This pandemic might be a chance to implement more profound economic reforms that are much needed for the country, and for which the crisis could be a great opportunity.
In the first edition of "Tales from the Region" we addressed the various challenges that countries in the region faced in the first few months of the pandemic. We read seven "tales" through which we learned how neighboring countries and their health systems were affected by the initial wave of COVID-19.
More importantly, we have seen that many countries in the region are in the "same mess". Politicians and political parties place their own political interests above those of the citizens. In some countries, the number of new positive cases of COVID-19 not only did not decrease, but experienced "peaks" in the summer months, when the virus was expected to subside. Meanwhile, the citizens of these countries for the most part were undisciplined in following the recommended measures for protection and prevention.
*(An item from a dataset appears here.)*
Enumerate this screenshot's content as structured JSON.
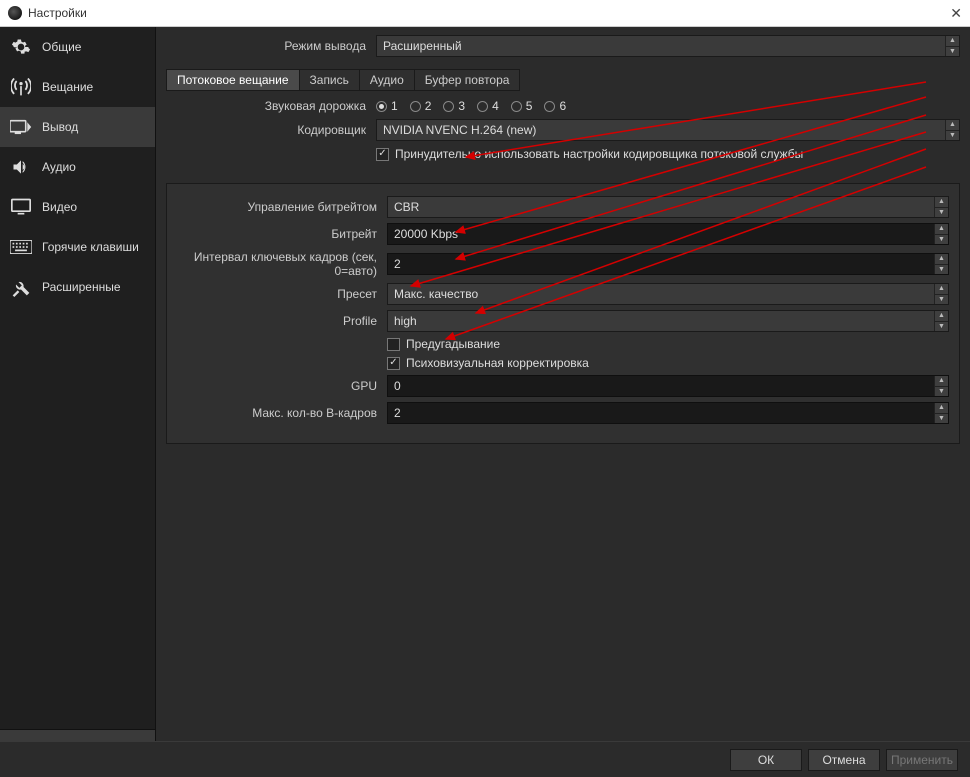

After the first few months, we witnessed large public gatherings (concerts, sports competitions, celebrations, etc.) without any respect for safeguards. However, these gatherings were not only left unsactioned, but in some cases even supported by the government.
Meanwhile, the economy has slowly succumbed to the virus. How? We find out through the "tales" of our collaborators from Croatia (Prlija), Kosovo (Sbunker), Serbia (Не давимо Београд), Bosnia and Herzegovina (Анализирај.ба), Montenegro (PCNEN) and Bulgaria (Sega.bg). They show where things went wrong in the past few months, but also point out what needs to be done in the future.
In anticipation of the expected second wave, we seek an answer to the following question: how to avoid a complete lockdown of the economy again, while ensuring maximum protection for citizens?
We find out in the second edition of "Tales from the Region".
The "Tales from the Region" initiative is implemented by the Institute for Communication Studies within the project "Connecting the Dots: Improved Policies through Civic Engagement" implemented by the Institute of Communication Studies (ICS), with the support of the British Embassy Skopje.
Citizens and the economy are the victims of political wars in Kosovo.
Inadequate measures of the Government of Montenegro led to a 138 million euro decrease in deposits in the period from February to April, mostly affecting private companies, whose liquidity was put on the line, and it also led to another 5,000 people joining the unemployment line in April alone.
It appears that the country is coping well with the pandemic, the reality, however, is much scarier.
It’s time for drastic changes.
Less than a month after the easing of restrictive measures, Kosovo is facing a sharp increase in the incidence of coronavirus cases, which is no obstacle for political opponents to deal less with the health and well-being of citizens, and more with the continuation of political skirmishes.
Alban Dafa, Redion Qirjazi
COVID-19 was met with a quick response by the Albanian government, yet, it presented opportunities for the Executive to expand its power by sidelining criticism, dominating public perception, disrupting institutional checks and balances, and ignoring due democratic process.
Serbia's state leadership, including a group of MDs who are in the forefront in the fight against the spread of the corona virus, to say the least, ignored the deterioration of the situation until the voting was over.
How did Bosnia and Herzegovina cope and how is it still coping with the crisis caused by the pandemic? Why didn't we have a singular state-level crisis headquarters? How were the scandals produced, caused by irregularities and abuse of the system thanks to shortened procedures during the state of emergency? What caused our greatest fears? Will the November elections bring about change, at least at the local level?
On June 2nd, Montenegro declared the end of the epidemic. Coming out of the first wave, the country’s balance was the following: 324 infected and 9 deceased. Now Montenegro is facing economic challenges and there is great uncertainty regarding the tourist season. Initial estimates clearly show that revenues from tourism will be reduced by 70 percent!
The trend of putting up walls between states and the shaky confidence in the multilateral order suggests that the pandemic, instead of being resolved as a global crisis, will continue to be resolved as a national crisis in each country of the world. Taking all this into account, COVID-19 is also the biggest test of how much and how successfully Macedonia can act as an independent state in the world that is ever so rapidly changing.
This website was developed within the project "Connect the Dots: Improved Policies Through Civic Participation", which is implemented by the Institute of Communication Studies. The project is funded by the Government of the United Kingdom, with the support of the British Embassy in Skopje. The views and opinions expressed on this website do not necessarily reflect the position or the opinions of the UK Government. All content is Creative Commons License (CC BY-NC-ND 3.0) and is free for redistribution by following certain guidelines.